However, with this rise in pet ownership, there's also been a rise in pet-related expenses. From food to supplies to vet care, pet expenses can easily become a significant portion of a household's budget, and it's no wonder when you consider that 97% of all pet owners report seeing their pets as part of their family.

According to the Bureau of Labor Statistics, the average U.S. household spends ~$770 per year on their pets. In 2022 specifically, American households spent a whopping $136.8 billion, which was an 11% increase over 2021 ($123.6 billion), and this spending is anticipated to continue on increasing. Analysts estimate that the U.S. pet market size is expected to grow over 5% in the next few years, reaching $103.27 billion by 2029. Let's break down what kinds of pets people are spending on, and what exactly they're buying.

What people are paying for

According to data from the American Pet Products Association, the biggest spending category for pet owners in 2023 was actually pet food and treats, with $58.1 billion. The next biggest spending category, totaling $37 billion, was veterinary care (this ranged from routine annual exams to specific surgical procedures) and products (such as pharmaceuticals and supplements). A total $31.5 billion was spent on a combination of pet supplies, over-the-counter medicines, and live animals (such as purchasing fish, birds, rodents, and reptiles). 

The smallest spending category for pet owners in 2023 was services, totaling $11.8 billion. This category includes things such as grooming, boarding, pet sitting, and any other pet-related service outside of a veterinary office. Part of this services category spending also includes pet insurance, which has experienced a growth in popularity, even while many remain skeptical. 

Forbes reports about half of surveyed dog owners expressed concern over their ability to pay for unexpected vet bills should they arise in the next three months. This financial strain can add anxiety to those already financially struggling and lead to budget cuts in important areas. For instance, 17% of those surveyed reported they would cut their pet's veterinary visits in order to save money.
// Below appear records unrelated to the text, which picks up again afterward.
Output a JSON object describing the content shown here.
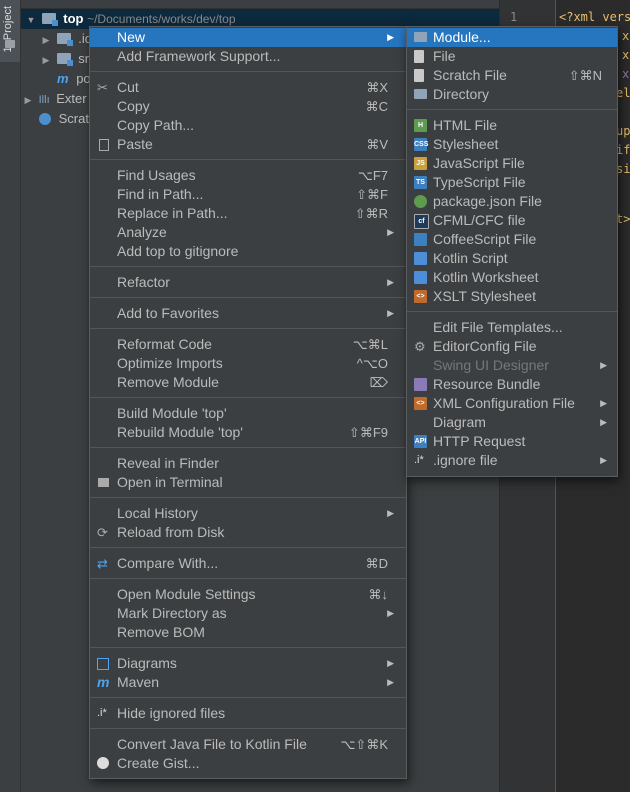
{
  "sidebar_tab": {
    "label": "1: Project"
  },
  "tree": {
    "root_name": "top",
    "root_path": "~/Documents/works/dev/top",
    "items": [
      {
        "label": ".id"
      },
      {
        "label": "src"
      },
      {
        "label": "po"
      },
      {
        "label": "Exter"
      },
      {
        "label": "Scrat"
      }
    ]
  },
  "editor": {
    "line_number": "1",
    "lines": [
      "<?xml vers",
      "x",
      "x",
      "x",
      "el",
      "up",
      "if",
      "si",
      "t>"
    ]
  },
  "context_menu": {
    "items": [
      {
        "label": "New",
        "submenu": "▶"
      },
      {
        "label": "Add Framework Support..."
      },
      {
        "label": "Cut",
        "shortcut": "⌘X"
      },
      {
        "label": "Copy",
        "shortcut": "⌘C"
      },
      {
        "label": "Copy Path..."
      },
      {
        "label": "Paste",
        "shortcut": "⌘V"
      },
      {
        "label": "Find Usages",
        "shortcut": "⌥F7"
      },
      {
        "label": "Find in Path...",
        "shortcut": "⇧⌘F"
      },
      {
        "label": "Replace in Path...",
        "shortcut": "⇧⌘R"
      },
      {
        "label": "Analyze",
        "submenu": "▶"
      },
      {
        "label": "Add top to gitignore"
      },
      {
        "label": "Refactor",
        "submenu": "▶"
      },
      {
        "label": "Add to Favorites",
        "submenu": "▶"
      },
      {
        "label": "Reformat Code",
        "shortcut": "⌥⌘L"
      },
      {
        "label": "Optimize Imports",
        "shortcut": "^⌥O"
      },
      {
        "label": "Remove Module",
        "shortcut": "⌦"
      },
      {
        "label": "Build Module 'top'"
      },
      {
        "label": "Rebuild Module 'top'",
        "shortcut": "⇧⌘F9"
      },
      {
        "label": "Reveal in Finder"
      },
      {
        "label": "Open in Terminal"
      },
      {
        "label": "Local History",
        "submenu": "▶"
      },
      {
        "label": "Reload from Disk"
      },
      {
        "label": "Compare With...",
        "shortcut": "⌘D"
      },
      {
        "label": "Open Module Settings",
        "shortcut": "⌘↓"
      },
      {
        "label": "Mark Directory as",
        "submenu": "▶"
      },
      {
        "label": "Remove BOM"
      },
      {
        "label": "Diagrams",
        "submenu": "▶"
      },
      {
        "label": "Maven",
        "submenu": "▶"
      },
      {
        "label": "Hide ignored files",
        "icon_text": ".i*"
      },
      {
        "label": "Convert Java File to Kotlin File",
        "shortcut": "⌥⇧⌘K"
      },
      {
        "label": "Create Gist..."
      }
    ]
  },
  "new_submenu": {
    "items": [
      {
        "label": "Module..."
      },
      {
        "label": "File"
      },
      {
        "label": "Scratch File",
        "shortcut": "⇧⌘N"
      },
      {
        "label": "Directory"
      },
      {
        "label": "HTML File"
      },
      {
        "label": "Stylesheet"
      },
      {
        "label": "JavaScript File"
      },
      {
        "label": "TypeScript File"
      },
      {
        "label": "package.json File"
      },
      {
        "label": "CFML/CFC file"
      },
      {
        "label": "CoffeeScript File"
      },
      {
        "label": "Kotlin Script"
      },
      {
        "label": "Kotlin Worksheet"
      },
      {
        "label": "XSLT Stylesheet"
      },
      {
        "label": "Edit File Templates..."
      },
      {
        "label": "EditorConfig File"
      },
      {
        "label": "Swing UI Designer",
        "submenu": "▶"
      },
      {
        "label": "Resource Bundle"
      },
      {
        "label": "XML Configuration File",
        "submenu": "▶"
      },
      {
        "label": "Diagram",
        "submenu": "▶"
      },
      {
        "label": "HTTP Request"
      },
      {
        "label": ".ignore file",
        "submenu": "▶",
        "icon_text": ".i*"
      }
    ]
  },
  "colors": {
    "highlight": "#2675bf",
    "menu_bg": "#3c3f41",
    "panel_bg": "#3c3f41",
    "editor_bg": "#2b2b2b"
  }
}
Yet, even with these financial fears, pet insurance was still largely overlooked. Forty-seven percent of survey respondents who currently didn't have pet insurance reported being unlikely to buy it in the next three months. The majority of those surveyed listed the cost of pet insurance as the biggest obstacle.
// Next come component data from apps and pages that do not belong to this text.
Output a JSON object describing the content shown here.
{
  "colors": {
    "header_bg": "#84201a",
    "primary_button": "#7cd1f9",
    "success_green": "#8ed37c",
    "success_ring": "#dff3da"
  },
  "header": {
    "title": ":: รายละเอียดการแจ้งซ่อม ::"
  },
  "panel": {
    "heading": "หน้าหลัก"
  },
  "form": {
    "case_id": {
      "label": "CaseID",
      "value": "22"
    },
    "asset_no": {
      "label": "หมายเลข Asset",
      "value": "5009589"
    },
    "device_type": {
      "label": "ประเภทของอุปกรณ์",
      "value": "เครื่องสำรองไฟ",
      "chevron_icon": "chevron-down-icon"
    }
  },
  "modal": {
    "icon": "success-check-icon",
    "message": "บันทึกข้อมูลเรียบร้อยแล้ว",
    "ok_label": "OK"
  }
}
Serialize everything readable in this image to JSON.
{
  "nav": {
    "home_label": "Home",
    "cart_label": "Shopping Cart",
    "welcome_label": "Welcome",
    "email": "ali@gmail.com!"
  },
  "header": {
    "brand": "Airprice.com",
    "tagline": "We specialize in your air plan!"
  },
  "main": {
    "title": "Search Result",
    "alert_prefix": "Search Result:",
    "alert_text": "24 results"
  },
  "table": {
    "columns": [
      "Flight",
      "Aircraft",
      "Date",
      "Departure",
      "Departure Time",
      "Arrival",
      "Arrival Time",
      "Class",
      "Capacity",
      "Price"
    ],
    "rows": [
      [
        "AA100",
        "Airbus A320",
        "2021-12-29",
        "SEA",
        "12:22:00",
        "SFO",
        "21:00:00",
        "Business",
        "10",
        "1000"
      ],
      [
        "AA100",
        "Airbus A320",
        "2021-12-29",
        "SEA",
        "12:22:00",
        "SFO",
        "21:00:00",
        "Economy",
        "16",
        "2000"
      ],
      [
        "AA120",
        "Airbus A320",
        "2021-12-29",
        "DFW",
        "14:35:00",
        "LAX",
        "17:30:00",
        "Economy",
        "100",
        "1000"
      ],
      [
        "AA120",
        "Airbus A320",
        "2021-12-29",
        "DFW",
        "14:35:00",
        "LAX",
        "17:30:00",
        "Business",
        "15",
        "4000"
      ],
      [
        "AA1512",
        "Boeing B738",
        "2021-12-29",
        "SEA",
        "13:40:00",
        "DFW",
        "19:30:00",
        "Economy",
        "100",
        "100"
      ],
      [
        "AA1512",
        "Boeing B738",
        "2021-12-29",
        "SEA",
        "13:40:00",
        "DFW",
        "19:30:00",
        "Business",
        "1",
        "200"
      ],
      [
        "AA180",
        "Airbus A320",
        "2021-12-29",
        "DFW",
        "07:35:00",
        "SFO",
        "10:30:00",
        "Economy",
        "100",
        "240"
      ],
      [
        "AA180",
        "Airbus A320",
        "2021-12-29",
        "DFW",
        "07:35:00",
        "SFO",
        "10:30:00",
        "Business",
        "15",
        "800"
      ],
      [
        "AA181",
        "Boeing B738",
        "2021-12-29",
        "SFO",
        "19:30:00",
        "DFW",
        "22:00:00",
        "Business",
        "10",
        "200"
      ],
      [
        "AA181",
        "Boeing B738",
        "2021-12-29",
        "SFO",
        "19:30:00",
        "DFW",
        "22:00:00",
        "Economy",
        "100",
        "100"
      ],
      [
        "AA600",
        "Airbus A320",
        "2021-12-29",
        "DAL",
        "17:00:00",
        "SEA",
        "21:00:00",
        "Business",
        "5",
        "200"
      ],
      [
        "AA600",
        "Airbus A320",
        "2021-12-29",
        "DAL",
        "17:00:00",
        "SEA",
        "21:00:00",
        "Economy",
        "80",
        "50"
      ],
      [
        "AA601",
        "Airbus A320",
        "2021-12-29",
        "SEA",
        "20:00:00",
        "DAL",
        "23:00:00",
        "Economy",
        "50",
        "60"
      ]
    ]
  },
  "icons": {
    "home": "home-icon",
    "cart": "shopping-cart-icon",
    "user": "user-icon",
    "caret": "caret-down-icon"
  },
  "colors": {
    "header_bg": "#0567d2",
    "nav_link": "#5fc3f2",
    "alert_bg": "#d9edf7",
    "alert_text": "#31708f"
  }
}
Which pets do Americans have

Dogs are by far the most popular pet in the United States, with 2023-24 APPA data finding that 65.1 million U.S. households have a dog. Meanwhile, MarketWatch survey data found the average cost of dog ownership in the U.S. across a dog's entire lifetime is ~$28,000. However, this cost estimate can vary depending on what state and/or geographic region you live in with your pet(s). For instance, pet owners in Oklahoma pay nearly 14% less than the national average. Another factor is if you choose to adopt or purchase a puppy, as the associated costs for vaccinations and spay/neuter surgeries can also change this overall cost.

Cats are the second-most popular pet in the country, with 46.5 million U.S. households sharing their space with a feline friend. Cats are typically seen as less expensive pets than dogs, mainly due to the fact that 63% of cats are kept entirely indoors, which limits their risk of injury, illness, and related vet expenses. As with dogs, the decision to rescue or pay for a kitten can change your overall expenses, as well as related vaccination and surgery expenses.
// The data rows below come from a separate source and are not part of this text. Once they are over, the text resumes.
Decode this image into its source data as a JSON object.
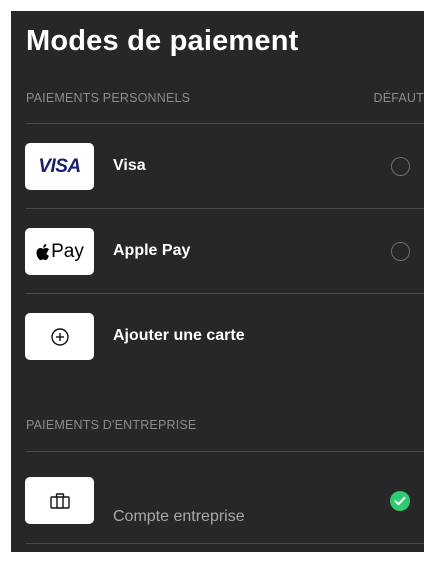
{
  "page": {
    "title": "Modes de paiement"
  },
  "personal": {
    "header": "PAIEMENTS PERSONNELS",
    "default_label": "DÉFAUT",
    "items": [
      {
        "logo_text": "VISA",
        "label": "Visa",
        "selected": false
      },
      {
        "logo_text": "Pay",
        "label": "Apple Pay",
        "selected": false
      }
    ],
    "add_card_label": "Ajouter une carte"
  },
  "business": {
    "header": "PAIEMENTS D'ENTREPRISE",
    "items": [
      {
        "sublabel": "Compte entreprise",
        "selected": true
      }
    ]
  },
  "icons": {
    "apple": "apple-icon",
    "add": "plus-circle-icon",
    "business": "briefcase-icon",
    "selected": "checkmark-icon"
  },
  "colors": {
    "background": "#272727",
    "selected": "#2ecc71",
    "visa_blue": "#1a1f71"
  }
}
You might be surprised to learn that the third-most popular pet in the U.S. is actually freshwater fish with 11.1 million U.S. households reporting having fish as pets. Some other popular pets in America include small animals, like bunnies, hamsters, and guinea pigs (6.7 million households); birds (6.1 million); and reptiles (6 million).